As we saw in Chapter 7 , the French and EnglishCatholic writers conceptualised dogma, the incarnation and liturgy in ways that favoured the corporate form of Catholic religiosity while undermining buffered individuality and the notion of a meaningless and purposeless cosmos. Still, the problems for a Church that claimed divine origins were considerable in a secular context. Secular culture considered the notion of God’s direct intervention in history as problematic. Likewise, secular mentalities all too often saw the hierarchical Church as an authoritarian and
The figure of the buffered individual takes on a different meaning when we move from the realms of psychology, moral choice and belief into the public domain. As French and EnglishCatholic writers explore political, social and economic issues, the stakes of secularisation become societal in nature.
As we saw in the Introduction, Cavanaugh’s essay on the secular State emphasises two trends of particular note. The first is that theories of politics in the early modern period posited the radical autonomy of the
The conditions of individual secularisation described in Chapter 1 posed two sets of moral problems for believers in France and England at that time. The first concerns how human behaviour is to be mapped out if belief in God has become deistic or has collapsed into atheism. The second concerns the alternative moral criteria to counter the anthropocentrism transmitted by individual secularisation. These two sets of problems provide vital perspectives from which to read French and EnglishCatholic literature in the late nineteenth and
The aim of this book has been to cast light on the paradox of French Catholic literary resistance to secularisation in the period 1880–1914, and on its coincidental parallels among EnglishCatholic writers of the same period. The task of remapping these writings against an analytical grid of secularisation theory was prompted by the weaknesses which we argued were inherent in approaching these writings simply under the confessional label of ‘Catholic’. This process has meant not discarding the category of Catholic literature, however
This book has so far sought to explore the writings of the French and EnglishCatholic literary revivals in the context of the secularisation of the individual and society. The aim has been to get beyond the limitations of confessional labels and to explore some of their inner dynamics in ways that cast more light on the confrontation between secularisation and resistance to it.
One possible objection, however, to the critics of secularisation is that the indices of religiosity in society show that
The conditions of unbelief, according to Taylor, are affected by the pluralisation of worldviews and the multiplication of alternatives to erstwhile Christian certainties. 1 It is logical, therefore, that in responding to secularisation many French and EnglishCatholic writers should subject such worldviews and alternatives to sometimes far-reaching scrutiny.
As we saw in Chapter 1 the secularisation of mentalities in France and England was denoted by the shift towards a more anthropocentric conceptualisation

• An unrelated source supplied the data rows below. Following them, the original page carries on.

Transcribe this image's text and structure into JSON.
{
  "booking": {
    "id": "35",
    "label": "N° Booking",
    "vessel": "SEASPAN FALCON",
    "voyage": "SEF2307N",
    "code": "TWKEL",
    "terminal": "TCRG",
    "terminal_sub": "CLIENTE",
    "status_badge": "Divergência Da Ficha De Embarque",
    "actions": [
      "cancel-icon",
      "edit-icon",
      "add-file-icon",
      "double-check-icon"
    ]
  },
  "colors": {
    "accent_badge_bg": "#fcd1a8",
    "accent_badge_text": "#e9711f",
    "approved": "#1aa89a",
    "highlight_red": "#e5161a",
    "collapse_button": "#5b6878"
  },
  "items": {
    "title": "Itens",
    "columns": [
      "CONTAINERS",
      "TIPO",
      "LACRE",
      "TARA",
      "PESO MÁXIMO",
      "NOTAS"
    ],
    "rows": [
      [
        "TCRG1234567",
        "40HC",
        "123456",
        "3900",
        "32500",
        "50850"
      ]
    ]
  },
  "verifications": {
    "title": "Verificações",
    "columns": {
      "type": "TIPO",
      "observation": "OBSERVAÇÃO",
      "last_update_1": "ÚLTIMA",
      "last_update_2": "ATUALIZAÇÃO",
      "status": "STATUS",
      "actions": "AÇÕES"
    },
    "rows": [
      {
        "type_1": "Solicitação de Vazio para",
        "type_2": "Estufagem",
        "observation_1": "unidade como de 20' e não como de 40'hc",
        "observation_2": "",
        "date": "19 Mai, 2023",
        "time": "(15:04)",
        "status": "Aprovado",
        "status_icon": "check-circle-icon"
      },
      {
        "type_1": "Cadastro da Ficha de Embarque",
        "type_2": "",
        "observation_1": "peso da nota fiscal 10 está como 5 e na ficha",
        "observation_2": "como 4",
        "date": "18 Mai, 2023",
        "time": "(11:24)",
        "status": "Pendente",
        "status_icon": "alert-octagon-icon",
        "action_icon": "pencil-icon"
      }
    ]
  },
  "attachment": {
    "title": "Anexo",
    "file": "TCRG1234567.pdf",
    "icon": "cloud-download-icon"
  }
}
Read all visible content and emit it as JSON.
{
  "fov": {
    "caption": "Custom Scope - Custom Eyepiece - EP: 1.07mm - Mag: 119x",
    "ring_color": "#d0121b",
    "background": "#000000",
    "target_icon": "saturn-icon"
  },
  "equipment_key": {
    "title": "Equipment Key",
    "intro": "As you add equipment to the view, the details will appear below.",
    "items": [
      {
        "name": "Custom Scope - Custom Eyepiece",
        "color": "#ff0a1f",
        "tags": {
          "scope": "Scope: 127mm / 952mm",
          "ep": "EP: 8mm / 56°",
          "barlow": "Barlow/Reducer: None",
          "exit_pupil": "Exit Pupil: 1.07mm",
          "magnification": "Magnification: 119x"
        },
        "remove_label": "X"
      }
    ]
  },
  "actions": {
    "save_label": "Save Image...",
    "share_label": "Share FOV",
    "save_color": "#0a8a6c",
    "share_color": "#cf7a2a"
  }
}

Cavanaugh’s essay on societal secularisation provides us with a useful paradigm from which to begin analysing anti-secular alternatives. 1 Exploring this paradigm in all its theological resonances is unnecessary. The political and socio-economic dynamics which it outlines correlate with, and in other ways challenge, French and EnglishCatholic writings about societal organisation.
On the political level, Cavanaugh argues that ‘Eucharistic counter-politics’ have the capacity to undermine the secular State in two
anthropocentric, melioristic and, with regard to religion, increasingly pluralist, indifferentist and sometimes even hostile.
Reading French and EnglishCatholic writers from this perspective yields much of interest. They make a variety of attempts to associate the Church with the secular political dispensations in which they were living – the problem was in fact how to resacralise the State – without at the same time undermining their religion by subjecting it to the legitimisation of the secular State. Crucially, most did not attempt to resacralise
Philippe Lejeune, ‘Autobiography in the third person’, in On Autobiography , ed. Paul John Eakin, trans. Katherine Leary (Minneapolis: University of Minnesota Press, 1989), pp. 31–51.
On the use of third person in religious autobiography as a development of monastic convention see Richard John Lawes, ‘Accounts of intense religious experience in autobiographical texts by EnglishCatholics 1430–1645, and in the writings of George
This book is a comparative study of the French and English Catholic literary revivals of the late nineteenth and early twentieth centuries. These parallel but mostly independent movements include writers such as Charles Péguy, Paul Claudel, J. K. Huysmans, Gerard Manley Hopkins, G. K. Chesterton and Lionel Johnson. Rejecting critical approaches that tend to treat Catholic writings as exotic marginalia, this book makes extensive use of secularisation theory to confront these Catholic writings with the preoccupations of secularism and modernity. It compares individual and societal secularisation in France and England and examines how French and English Catholic writers understood and contested secular mores, ideologies and praxis, in the individual, societal and religious domains. The book also addresses the extent to which some Catholic writers succumbed to the seduction of secular instincts, even paradoxically in themes which are considered to be emblematic of the Catholic literature.